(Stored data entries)
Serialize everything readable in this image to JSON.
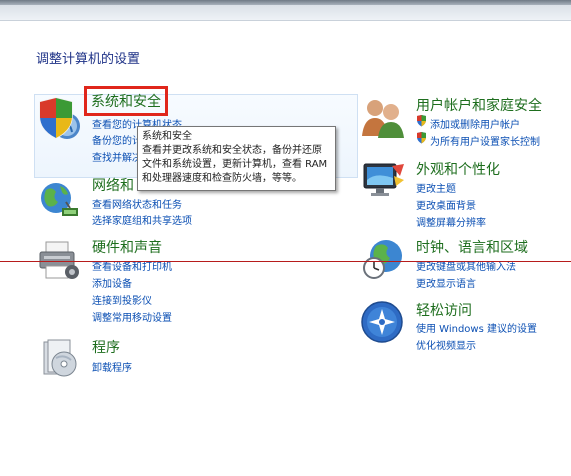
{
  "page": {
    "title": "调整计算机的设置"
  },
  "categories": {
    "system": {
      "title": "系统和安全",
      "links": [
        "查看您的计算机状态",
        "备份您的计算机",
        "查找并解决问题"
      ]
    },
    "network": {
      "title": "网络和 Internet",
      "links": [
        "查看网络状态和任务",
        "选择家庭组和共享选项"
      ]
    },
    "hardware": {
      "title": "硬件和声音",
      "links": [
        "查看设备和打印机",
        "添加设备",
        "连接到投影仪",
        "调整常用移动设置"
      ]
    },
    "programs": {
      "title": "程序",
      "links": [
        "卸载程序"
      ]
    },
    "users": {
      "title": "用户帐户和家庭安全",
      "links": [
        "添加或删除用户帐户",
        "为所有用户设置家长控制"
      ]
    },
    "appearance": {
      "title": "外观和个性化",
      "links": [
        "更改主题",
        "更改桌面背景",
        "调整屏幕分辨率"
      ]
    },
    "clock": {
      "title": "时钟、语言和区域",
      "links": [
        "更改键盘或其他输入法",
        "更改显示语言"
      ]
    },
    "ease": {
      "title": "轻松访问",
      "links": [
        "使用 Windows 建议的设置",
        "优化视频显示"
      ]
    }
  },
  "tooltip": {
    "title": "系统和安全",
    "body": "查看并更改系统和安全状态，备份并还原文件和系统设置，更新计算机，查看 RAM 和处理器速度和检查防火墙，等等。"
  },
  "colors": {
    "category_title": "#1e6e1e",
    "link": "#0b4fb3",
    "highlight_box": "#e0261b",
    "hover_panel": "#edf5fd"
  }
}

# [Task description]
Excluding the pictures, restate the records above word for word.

# [Reply to the exercise]
Serialize everything readable in this image to JSON.
{
  "page": {
    "title": "调整计算机的设置"
  },
  "categories": {
    "system": {
      "title": "系统和安全",
      "links": [
        "查看您的计算机状态",
        "备份您的计算机",
        "查找并解决问题"
      ]
    },
    "network": {
      "title": "网络和 Internet",
      "links": [
        "查看网络状态和任务",
        "选择家庭组和共享选项"
      ]
    },
    "hardware": {
      "title": "硬件和声音",
      "links": [
        "查看设备和打印机",
        "添加设备",
        "连接到投影仪",
        "调整常用移动设置"
      ]
    },
    "programs": {
      "title": "程序",
      "links": [
        "卸载程序"
      ]
    },
    "users": {
      "title": "用户帐户和家庭安全",
      "links": [
        "添加或删除用户帐户",
        "为所有用户设置家长控制"
      ]
    },
    "appearance": {
      "title": "外观和个性化",
      "links": [
        "更改主题",
        "更改桌面背景",
        "调整屏幕分辨率"
      ]
    },
    "clock": {
      "title": "时钟、语言和区域",
      "links": [
        "更改键盘或其他输入法",
        "更改显示语言"
      ]
    },
    "ease": {
      "title": "轻松访问",
      "links": [
        "使用 Windows 建议的设置",
        "优化视频显示"
      ]
    }
  },
  "tooltip": {
    "title": "系统和安全",
    "body": "查看并更改系统和安全状态，备份并还原文件和系统设置，更新计算机，查看 RAM 和处理器速度和检查防火墙，等等。"
  },
  "colors": {
    "category_title": "#1e6e1e",
    "link": "#0b4fb3",
    "highlight_box": "#e0261b",
    "hover_panel": "#edf5fd"
  }
}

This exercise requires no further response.